The song Rubber Ballz switches from the retrospective journey of “Mildenhall” to a sun lit pop confection. The song is about a girl who strokes her own ego at the expense of the lovelorn narrator. He knows she is just using him but he is captured in her web. The song is totally relatable to anyone ever caught in an awkward one sided epic crush. The track effectively recalls all the agony and commiserates. Half a Million is a wry rocker that cleverly examines the promises we made ourselves as we were growing up. Those promises are reexamined from the viewpoint of middle age. Here again the music is the transporter to that earlier time.
Dead Alive is a companion to Mildenhall again examining the differences Mercer noticed between the US and UK; one with a sun soaked west coast and the other with the ever present rain of the UK. The song has a wonderful psychedelic pop vibe with a spectacular Hammond organ effect. By the end of the song Mercer ends up treasuring the perspective he gained from both locations. The title track Heartworms is the briefest track on the album but still delivers quite a punch. This track could have fit on “Oh, Inverted World” without skipping a beat and likens obsessions of the heart to the inability to get rid of heartworms that lead to doom.
So What Now probably has the most Broken Bells sonic of the collection which seems counter intuitive with former Shins band mate Richard Swift at the controls. The scintillating swirling ballad is a lovely song about the endurance needed in a relationship. It asks in the song where do we go after so long together, “I had this crazy idea we were somehow close to the end… what do we do, just begin again”. It acknowledges long term commitments are hard but worth it in the end, “Hope you know you’re my best friend.” That touching sentiment makes it a winning selection.
When you think that James Mercer has utilized every weapon in his vast collection he unleashes The Fear which readily displays his impeccable ear. The song combines an acoustic guitar with a Mexicali mariachi vibe to create a beautiful lullaby pointing out how we should never let fear keep us from our full potential. The song oscillates from the quieter emotions of acoustic guitar to cacophonic noise and back again making for an enticing selection. Throughout the song he also jumps from the large things that keep us from our dreams to the little things that are just as deadly. He condemns how we waste time with lines like, “We’re spending another pointless year foaming at the mouth.” In the end the message is just do it!

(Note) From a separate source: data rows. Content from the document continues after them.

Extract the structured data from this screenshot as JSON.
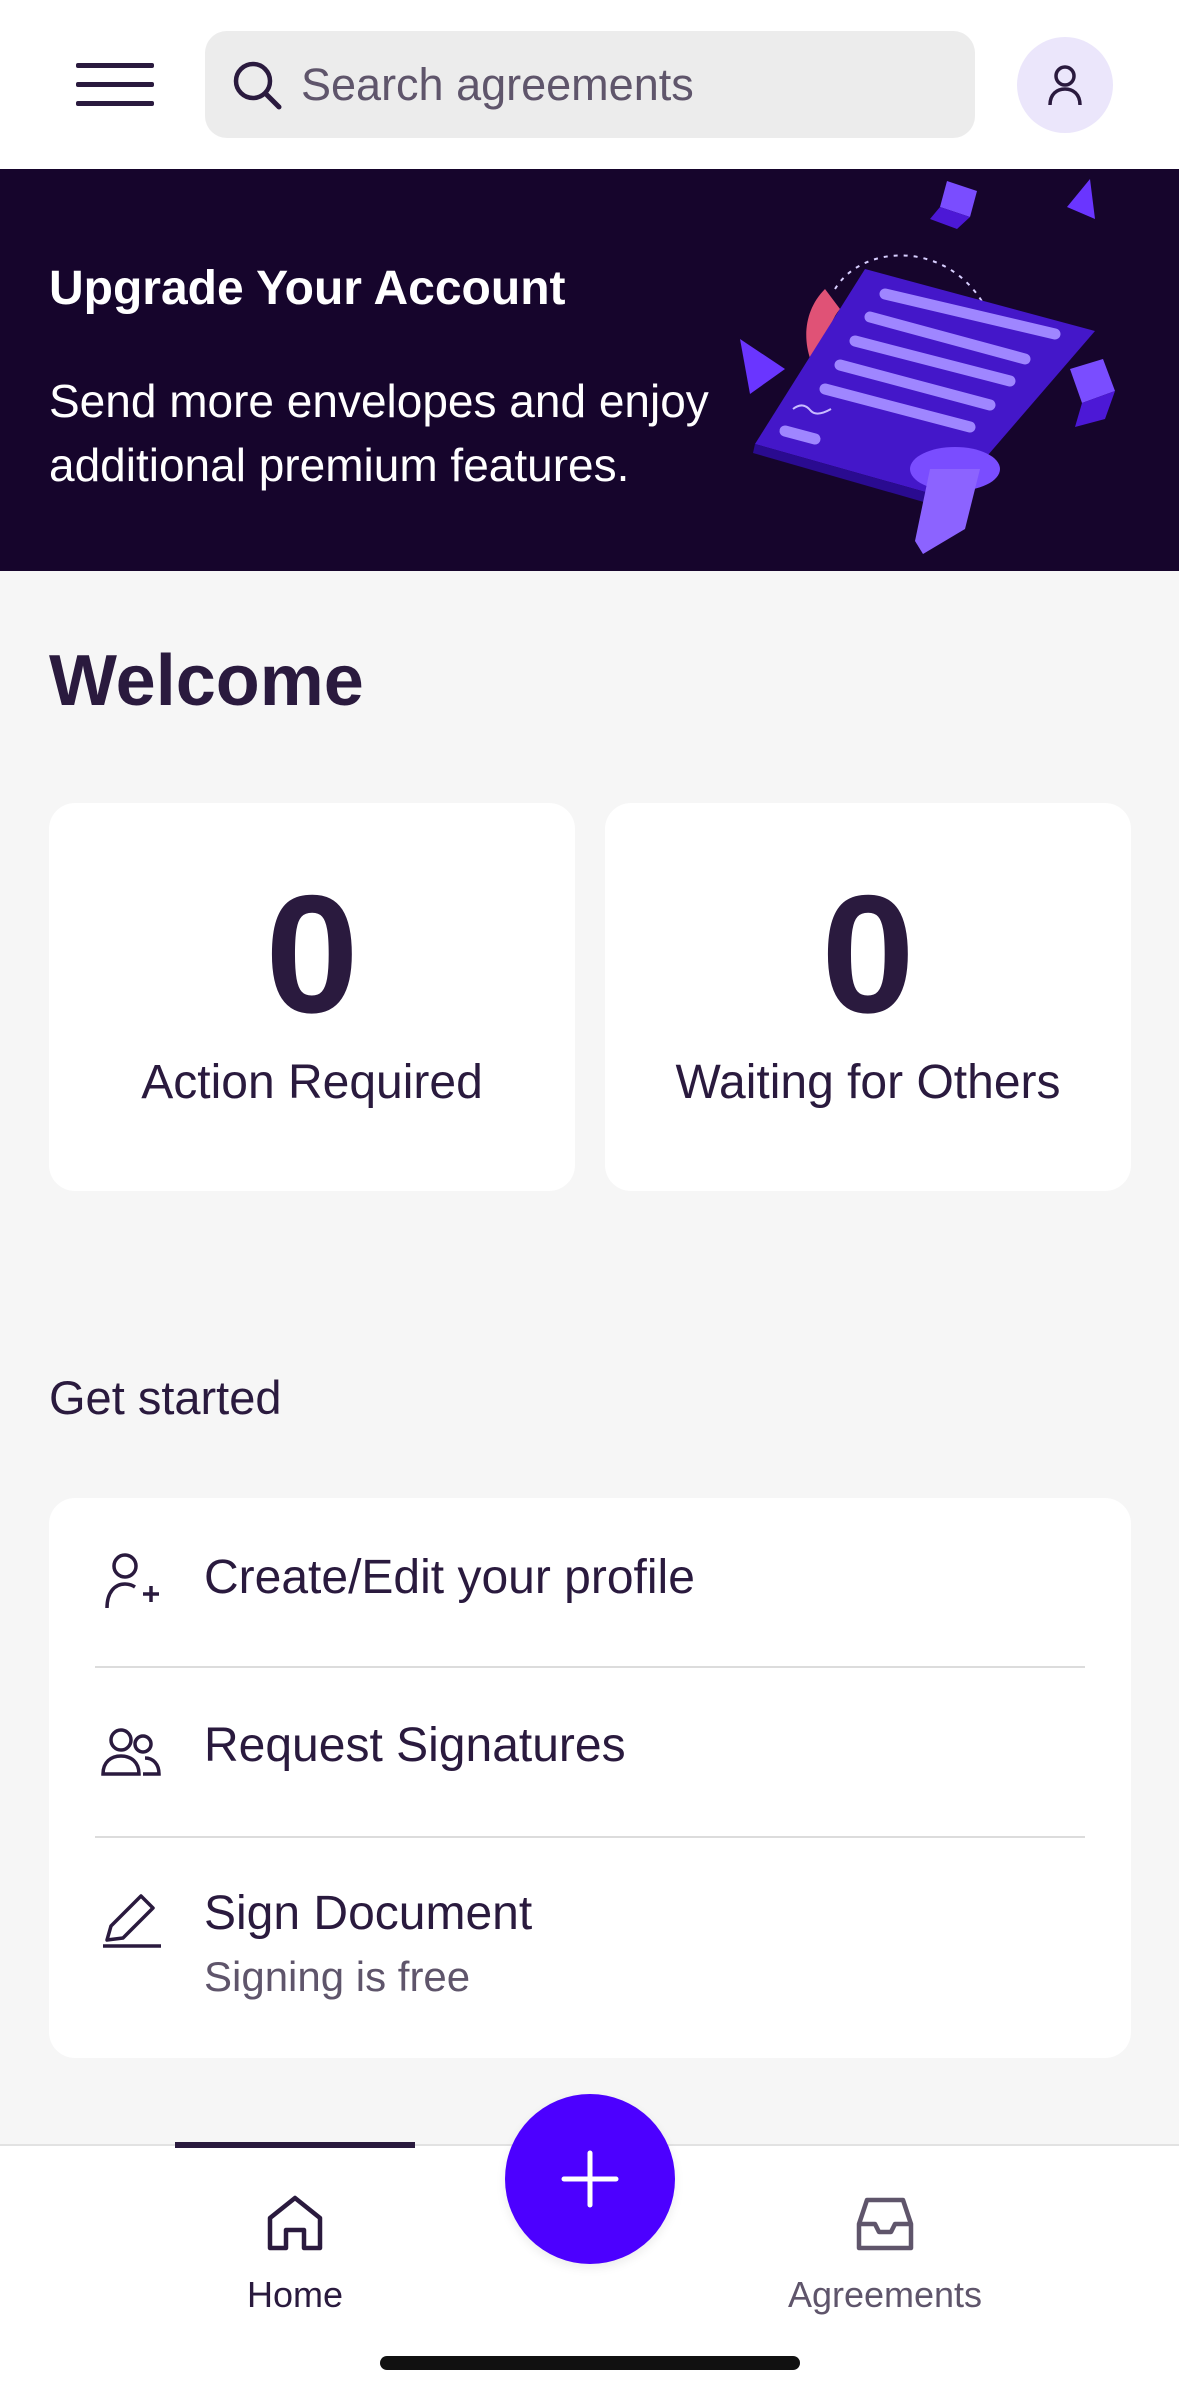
{
  "header": {
    "search_placeholder": "Search agreements",
    "menu_icon": "hamburger-menu-icon",
    "avatar_icon": "person-icon"
  },
  "banner": {
    "title": "Upgrade Your Account",
    "text": "Send more envelopes and enjoy additional premium features.",
    "art": "document-illustration"
  },
  "welcome": {
    "title": "Welcome",
    "stats": [
      {
        "value": "0",
        "label": "Action Required"
      },
      {
        "value": "0",
        "label": "Waiting for Others"
      }
    ]
  },
  "get_started": {
    "title": "Get started",
    "items": [
      {
        "label": "Create/Edit your profile",
        "icon": "person-add-icon"
      },
      {
        "label": "Request Signatures",
        "icon": "people-icon"
      },
      {
        "label": "Sign Document",
        "sublabel": "Signing is free",
        "icon": "pen-icon"
      }
    ]
  },
  "bottom_nav": {
    "home_label": "Home",
    "agreements_label": "Agreements",
    "fab_icon": "plus-icon",
    "active": "Home"
  },
  "colors": {
    "primary": "#4c00ff",
    "text": "#2a1a3e",
    "banner_bg": "#16052c"
  }
}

It can be agonizing for fans of many established performers to wait for their new releases. Like many bands that fall into this classification The Shins can never be accused of hasty releases, but in this case the wait is so worth it. There is not a subpar song in the playlist. Each song is a magnificent creation impeccably written, produced and performed. James Mercer once again displays his plethora of skills in the popular music arena; a medium which all too often goes for that which is create quickly and best described as tawdry over the craftsmanship and quality on offer with Heartworms. If time is what is needed for Mercer to produce this kind of release I for one can wait as long as it is necessary.